A prototype dashboard to give city leaders a hyperlocal view on urban carbon emissions to enable data-driven action based on scientific models.

Constantine Kontokosta — Assistant Professor in Tandon’s Department of Civil and Urban Engineering and the NYU Center for Urban Science and Progress (CUSP), the Director of the Urban Intelligence Lab, and the Deputy Director for Academics at CUSP — recently led a team that participated in the U.N. Data for Climate Action Challenge, a call to the world’s data scientists, researchers, analysts, and innovators to develop viable, data-driven climate solutions.

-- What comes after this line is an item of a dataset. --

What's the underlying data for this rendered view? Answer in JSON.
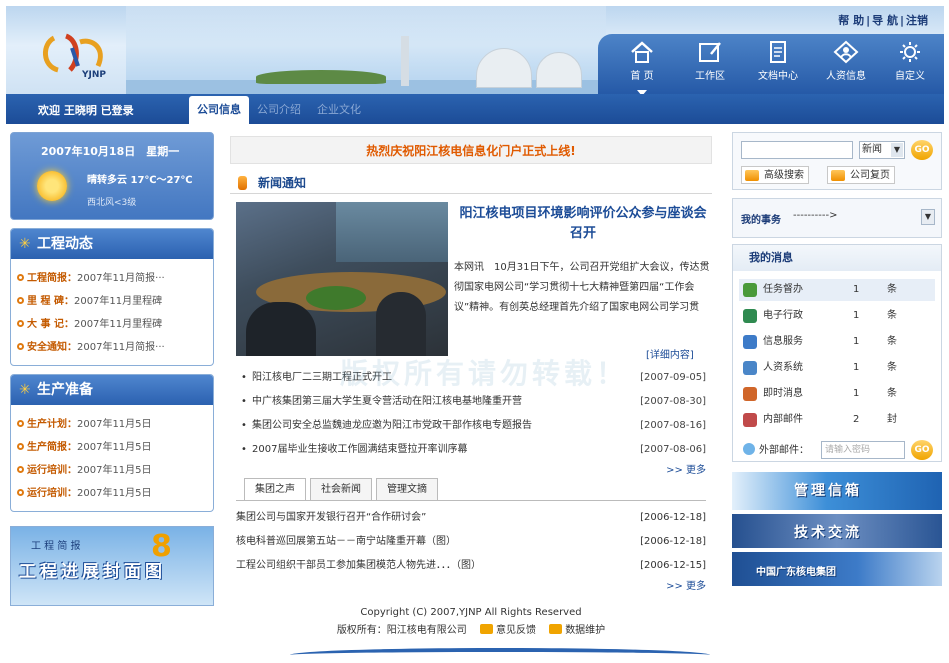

The team, which included Yuan Lai, Bartosz Bonczak, Boyeong Hong, Sokratis Papadopoulos, Awais Malik, and Nick Johnson, developed a first-of-its-kind high-resolution spatial-temporal model of urban greenhouse gas emissions from buildings, transportation systems, and point sources such as power generation facilities and industrial plants.

After presenting their work in November at the 2017 U.N. Climate Change Conference (COP23) in Bonn, Germany, they beat out a field of more than 450 data and climate science teams from 67 countries to win an award in the category of best data visualization.

Their project, which integrated data from Waze, Twitter, the NYC Department of Parks and Recreation, and U.S. Department of Energy, among other such groups, is now being expanded thanks to funding from the NYC Mayor's Office of Sustainability and the National Science Foundation, with the goal of operationalizing the tool in New York and other urban areas. (Further work will be done in collaboration with the Pacific Northwest National Laboratory and Lawrence Berkeley National Laboratory.)

Learn more about: Constantine E. Kontokosta